The road I had been walking on for such a long way ended here. The man in the cloak pointed upward and I knew there was a mountain right here in front of me and I was meant to climb it, even though I had never climbed a mountain before and wasn’t sure I had the strength.
I turned my back on the man in the cloak and looked up at the mountain. “That’s a big mountain!” I said. “What happens when I get to the top?”
But when I turned around again the man was no longer there. He had disappeared as completely as if he never existed or as if I had just imagined him.
I began climbing. It wasn’t easy because I was weak and tired. I put one foot above the other, and then one hand, and pulled myself up. I tried to concentrate on the step I was taking, or about to take, rather than the distance I had yet to travel.
After much straining and striving upward, I saw the faint light above my head, faraway but somehow attainable. Then I felt a cool breath of air on my face that didn’t have the smell of damp earth or decay. It was the first fresh air I had breathed for as long as I could remember. I began climbing faster, believing I was getting closer, at last, to the thing I had desired.
It took me an eternity to climb Wind Mountain. When I finally got to the top, there was an opening through which I could see blue sky and white clouds. When I emerged from the opening—like being born—the sunlight dazzled me. It might have been the first sunlight I had ever seen. I covered both eyes with my hands. That’s when I knew I had changed and was no longer the same. My hands had become paw-like appendages covered with fur and bearing long claws.
Trying to figure out exactly where I was and what I was, I half-stumbled, half-fell away from the opening through which I had emerged. That’s when I saw a group of five or six figures huddled in a circle about fifty yards away. I drew in my breath and crouched down, hoping they wouldn’t see me. I had the idea I could get away before they knew I was there.

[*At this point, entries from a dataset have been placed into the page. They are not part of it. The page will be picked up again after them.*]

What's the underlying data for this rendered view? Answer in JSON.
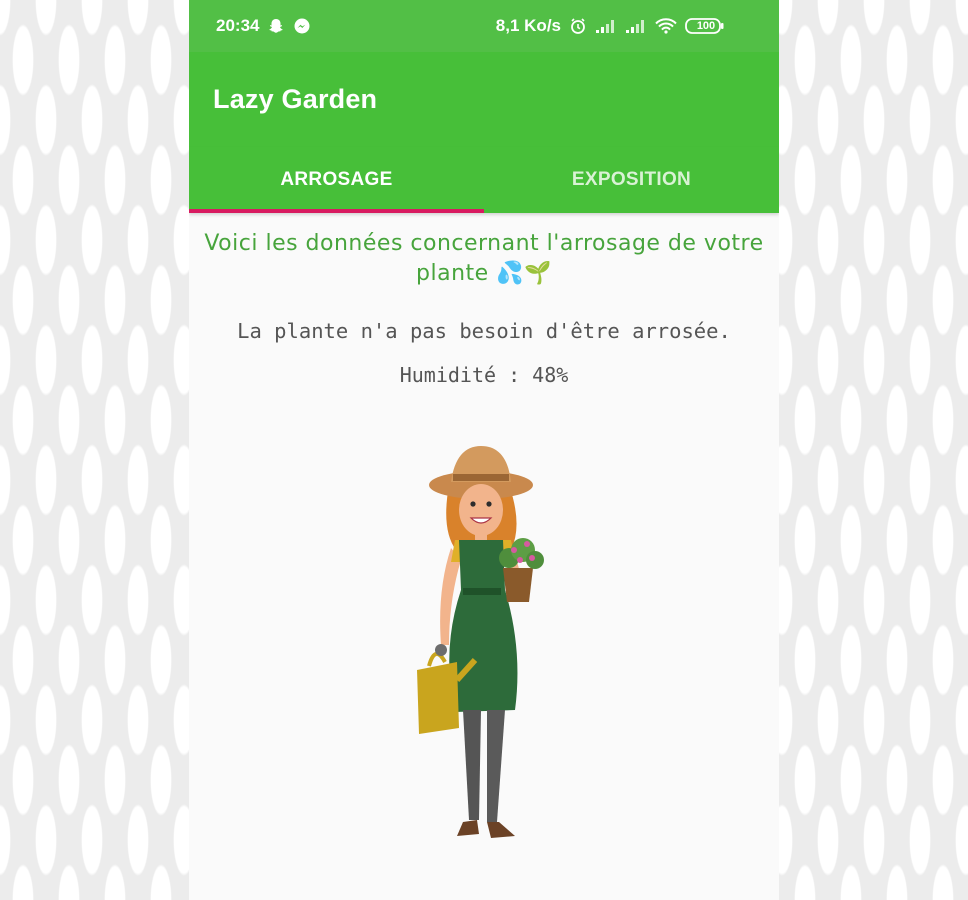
{
  "statusbar": {
    "time": "20:34",
    "speed": "8,1 Ko/s",
    "battery": "100",
    "icons": [
      "snapchat-icon",
      "messenger-icon",
      "alarm-icon",
      "signal-icon",
      "signal-icon",
      "wifi-icon",
      "battery-icon"
    ]
  },
  "appbar": {
    "title": "Lazy Garden"
  },
  "tabs": [
    {
      "label": "ARROSAGE",
      "selected": true
    },
    {
      "label": "EXPOSITION",
      "selected": false
    }
  ],
  "colors": {
    "primary": "#47bf39",
    "statusbar": "#52bf46",
    "accent": "#d81b60",
    "headline": "#47a43c"
  },
  "content": {
    "headline": "Voici les données concernant l'arrosage de votre plante 💦🌱",
    "status": "La plante n'a pas besoin d'être arrosée.",
    "humidity": "Humidité : 48%"
  },
  "illustration": {
    "icon": "gardener-illustration"
  }
}
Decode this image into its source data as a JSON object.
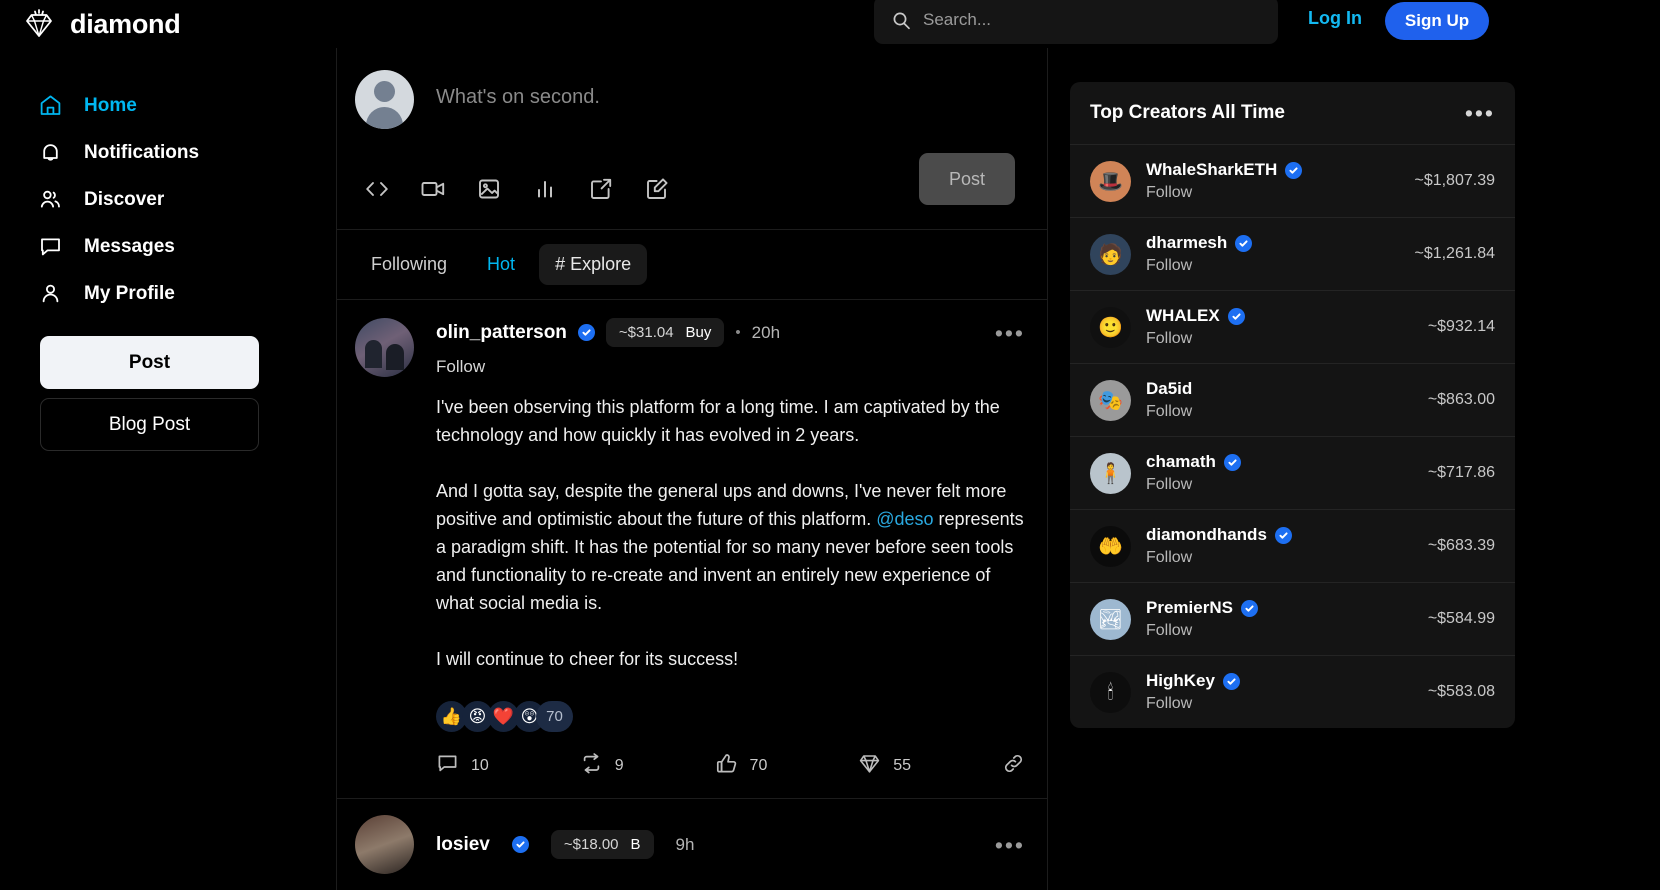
{
  "header": {
    "brand": "diamond",
    "logo_icon": "diamond-icon",
    "search": {
      "icon": "search-icon",
      "value": "",
      "placeholder": "Search..."
    },
    "login_label": "Log In",
    "signup_label": "Sign Up"
  },
  "sidebar": {
    "items": [
      {
        "label": "Home",
        "icon": "home-icon",
        "active": true
      },
      {
        "label": "Notifications",
        "icon": "bell-icon",
        "active": false
      },
      {
        "label": "Discover",
        "icon": "people-icon",
        "active": false
      },
      {
        "label": "Messages",
        "icon": "chat-bubble-icon",
        "active": false
      },
      {
        "label": "My Profile",
        "icon": "person-icon",
        "active": false
      }
    ],
    "post_label": "Post",
    "blog_post_label": "Blog Post"
  },
  "composer": {
    "placeholder": "What's on second.",
    "avatar_icon": "default-avatar-icon",
    "post_label": "Post",
    "tools": [
      {
        "name": "code-icon"
      },
      {
        "name": "video-icon"
      },
      {
        "name": "image-icon"
      },
      {
        "name": "poll-chart-icon"
      },
      {
        "name": "external-link-icon"
      },
      {
        "name": "compose-icon"
      }
    ]
  },
  "tabs": [
    {
      "label": "Following",
      "state": "inactive"
    },
    {
      "label": "Hot",
      "state": "active"
    },
    {
      "label": "# Explore",
      "state": "boxed"
    }
  ],
  "post": {
    "username": "olin_patterson",
    "verified": true,
    "price": "~$31.04",
    "buy_label": "Buy",
    "separator": "•",
    "time": "20h",
    "more_icon": "ellipsis-icon",
    "follow_label": "Follow",
    "paragraphs": [
      "I've been observing this platform for a long time. I am captivated by the technology and how quickly it has evolved in 2 years.",
      "And I gotta say, despite the general ups and downs, I've never felt more positive and optimistic about the future of this platform. @deso represents a paradigm shift. It has the potential for so many never before seen tools and functionality to re-create and invent an entirely new experience of what social media is.",
      "I will continue to cheer for its success!"
    ],
    "mention": "@deso",
    "reactions": {
      "emojis": [
        "👍",
        "😡",
        "❤️",
        "😲"
      ],
      "count": "70"
    },
    "actions": [
      {
        "icon": "comment-icon",
        "count": "10"
      },
      {
        "icon": "repost-icon",
        "count": "9"
      },
      {
        "icon": "thumbs-up-icon",
        "count": "70"
      },
      {
        "icon": "diamond-icon",
        "count": "55"
      },
      {
        "icon": "link-icon",
        "count": ""
      }
    ]
  },
  "next_post": {
    "username": "losiev",
    "verified": true,
    "price": "~$18.00",
    "buy_label": "B",
    "time": "9h",
    "more_icon": "ellipsis-icon"
  },
  "creators_panel": {
    "title": "Top Creators All Time",
    "more_icon": "ellipsis-icon",
    "follow_label": "Follow",
    "items": [
      {
        "name": "WhaleSharkETH",
        "verified": true,
        "value": "~$1,807.39",
        "avatar_glyph": "🎩",
        "avatar_bg": "#d08457"
      },
      {
        "name": "dharmesh",
        "verified": true,
        "value": "~$1,261.84",
        "avatar_glyph": "🧑",
        "avatar_bg": "#30445c"
      },
      {
        "name": "WHALEX",
        "verified": true,
        "value": "~$932.14",
        "avatar_glyph": "🙂",
        "avatar_bg": "#111111"
      },
      {
        "name": "Da5id",
        "verified": false,
        "value": "~$863.00",
        "avatar_glyph": "🎭",
        "avatar_bg": "#8a8a8a"
      },
      {
        "name": "chamath",
        "verified": true,
        "value": "~$717.86",
        "avatar_glyph": "🧍",
        "avatar_bg": "#b9c4cc"
      },
      {
        "name": "diamondhands",
        "verified": true,
        "value": "~$683.39",
        "avatar_glyph": "🤲",
        "avatar_bg": "#0b0b0b"
      },
      {
        "name": "PremierNS",
        "verified": true,
        "value": "~$584.99",
        "avatar_glyph": "🏞",
        "avatar_bg": "#9db8d0"
      },
      {
        "name": "HighKey",
        "verified": true,
        "value": "~$583.08",
        "avatar_glyph": "🕯",
        "avatar_bg": "#0d0d0d"
      }
    ]
  },
  "colors": {
    "accent_cyan": "#00b7f1",
    "accent_blue": "#1f61ed",
    "verified_blue": "#1d6ff2",
    "background": "#000000",
    "card": "#141414"
  }
}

I didn’t know what they were doing at first, but I saw after two or three minutes of close observation that they were ripping shreds of meat off a carcass on the ground and eating them. They had the shape of men but weren’t men. They walked on their hind legs like men but sometimes they dropped down on their hands and feet like dogs. I didn’t know what kind of beings they were, but it didn’t take me long to figure out that they were the same kind I was. My heart was beating so loud I was sure they would be able to hear it and know I was there. They would surely kill me if they saw me.
I was on the verge of veering around behind them and making my escape when one of the figures stopped eating and raised his nose high in the air. The others noticed what the first one was doing and also stopped eating and sniffed the air. They smelled something they weren’t used to smelling, a danger or a threat. They all turned then and looked at me.
I was going to run, but I knew it was futile. They would outrun me. They would knock me down and kill me, but before I died I would experience the pain of being ripped apart. This violent ending I was about to experience would be my punishment for hanging myself.
I watched them as they came toward me. Some of them were walking like men, while others were on all fours like dogs. I stood up and closed my eyes. I would take it standing up. There was no reason I had to see it, though.
Instead of devouring me or knocking me down where I stood, though, they surrounded me, making a wall around me with their bodies. I opened my eyes but wasn’t able to see their faces because the sun was in my eyes. One of the figures surprised me by holding out a piece of meat to me in his paw. I took hold of it in my paw—it was the size and shape of a heart—and began eating. It was the nourishment I had gone without for so long. After taking a few bites, I licked my lips and asked where I could get a drink of water. My voice sounded strange to my own ears, though. It was a voice I had never heard before.
Copyright © 2022 by Allen Kopp